Share this page:
Other services (opens in new window)
Sets a cookie

Assessing a new technique for ensuring fresh produce remains Salmonella-free

17 September 2012

Researchers at the Institute of Food Research have tested a new technique to ensure fresh produce is free of bacterial contamination.

Salmonella 'hiding' in a pore on the surface of a lettuce leaf. Credit: IFR

Salmonella 'hiding' in a pore on the surface of a lettuce leaf.
Credit: IFR

Plasmas are a mix of highly energetic particles created when gases are excited by an energy source. They can be used to destroy bacteria but as new research shows, some can hide from its effects in the microscopic surface structures of different foods.

Eating fresh fruit and vegetables is promoted as part of a healthy lifestyle, and consumers are responding to this by eating more and in a greater variety.
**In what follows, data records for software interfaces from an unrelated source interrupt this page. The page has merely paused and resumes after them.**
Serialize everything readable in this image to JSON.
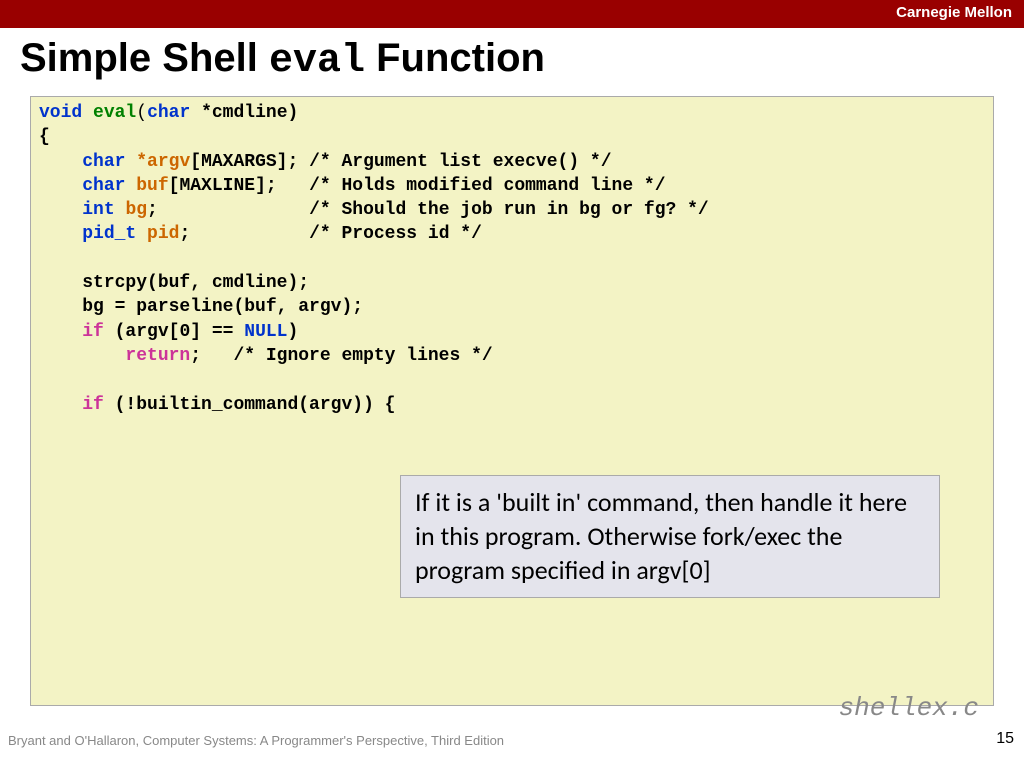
{
  "banner": "Carnegie Mellon",
  "title_pre": "Simple Shell ",
  "title_mono": "eval",
  "title_post": " Function",
  "code": {
    "l1_void": "void",
    "l1_eval": "eval",
    "l1_char": "char",
    "l1_rest": " *cmdline)",
    "l2": "{",
    "l3_char": "char",
    "l3_argv": "*argv",
    "l3_rest": "[MAXARGS]; /* Argument list execve() */",
    "l4_char": "char",
    "l4_buf": "buf",
    "l4_rest": "[MAXLINE];   /* Holds modified command line */",
    "l5_int": "int",
    "l5_bg": "bg",
    "l5_rest": ";              /* Should the job run in bg or fg? */",
    "l6_pidt": "pid_t",
    "l6_pid": "pid",
    "l6_rest": ";           /* Process id */",
    "l8": "strcpy(buf, cmdline);",
    "l9": "bg = parseline(buf, argv);",
    "l10_if": "if",
    "l10_rest": " (argv[0] == ",
    "l10_null": "NULL",
    "l10_end": ")",
    "l11_return": "return",
    "l11_rest": ";   /* Ignore empty lines */",
    "l13_if": "if",
    "l13_rest": " (!builtin_command(argv)) {",
    "indent1": "    ",
    "indent2": "        "
  },
  "callout": "If it is a 'built in' command, then handle it here in this program. Otherwise fork/exec the program specified in argv[0]",
  "filename": "shellex.c",
  "pagenum": "15",
  "footer": "Bryant and O'Hallaron, Computer Systems: A Programmer's Perspective, Third Edition"
}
Ensuring fruit and vegetables are free from contamination by food poisoning bacteria is crucial, as they are often eaten raw, without cooking or processing that kills off bacteria.

A move away from current chlorine-based decontamination is driving the search for new, safe ways of ensuring fresh fruit and vegetables are free from bacterial contamination without reducing quality or flavour. One technique being investigated is cold atmospheric gas plasma technology.

Plasmas can effectively inactivate microorganisms, and as they don't involve extreme conditions such as high temperature they have been suggested for use in decontaminating food surfaces without affecting the structure. Dr Arthur Thompson has been investigating how well cold atmospheric plasmas (CAP) inactivate Salmonella under different conditions and on different fresh produce foods at the Institute of Food Research, which is strategically funded by the Biotechnology and Biological Sciences Research Council.

Publishing in the journal Food Microbiology, Dr Thompson found Salmonella could be effectively inactivated by plasmas, but the length of exposure varied greatly depending on the type of produce. Other variables, such as the ambient temperature of the produce or the growth phase of the Salmonella had no significant effect. Inactivation on food surfaces took longer than on an artificial membrane filter surface.

To understand why, the researchers looked at the food surfaces with an electron microscope. At this microscopic level of detail, it was possible to see how Salmonella could 'hide' from the effects of the plasmas. Different structures, such as the bumps on the strawberries, the pores in lettuce leaves or the cell walls of potatoes create shadowed zones that block plasma reaching bacteria.

This study was conducted using a laboratory scale plasma device, used as part of ongoing research at IFR to study operational parameters and investigate precisely how cold plasma's destroy bacteria.

"The results suggest scaled up devices or combinations with other mild treatments could provide a very effective solution for destroying bacteria with little or no effect on the produce itself." said Dr Thompson. "What this study shows is that it will be important to take into account the type of food and its surface structure."

ENDS

Notes to editors

Reference: Inactivation of Salmonella enterica serovar Typhimurium on fresh produce by cold atmospheric gas plasma technology, Food Microbiology

About the Institute of Food Research

  • The mission of the Institute of Food Research, www.ifr.ac.uk, is to undertake international quality scientific research relevant to food and human health and to work in partnership with others to provide underpinning science for consumers, policy makers, the food industry and academia. It is a company limited by guarantee, with charitable status.
  • IFR is one of eight institutes that receive strategic funding from the Biotechnology and Biological Sciences Research Council. IFR received a total of £14.4M investment from BBSRC in 2011-12.
  • The institutes deliver innovative, world class bioscience research and training, leading to wealth and job creation, generating high returns for the UK economy. They have strong links with business, industry and the wider community, and support policy development
  • The institutes' research underpins key sectors of the UK economy such as agriculture, bioenergy, biotechnology, food and drink and pharmaceuticals. In addition, the institutes maintain unique research facilities of national importance.

About BBSRC

BBSRC invests in world-class bioscience research and training on behalf of the UK public. Our aim is to further scientific knowledge, to promote economic growth, wealth and job creation and to improve quality of life in the UK and beyond.

Funded by Government, and with an annual budget of around £445M (2011-2012), we support research and training in universities and strategically funded institutes. BBSRC research and the people we fund are helping society to meet major challenges, including food security, green energy and healthier, longer lives. Our investments underpin important UK economic sectors, such as farming, food, industrial biotechnology and pharmaceuticals.

For more information about BBSRC, our science and our impact see: www.bbsrc.ac.uk.
For more information about BBSRC strategically funded institutes see: www.bbsrc.ac.uk/institutes.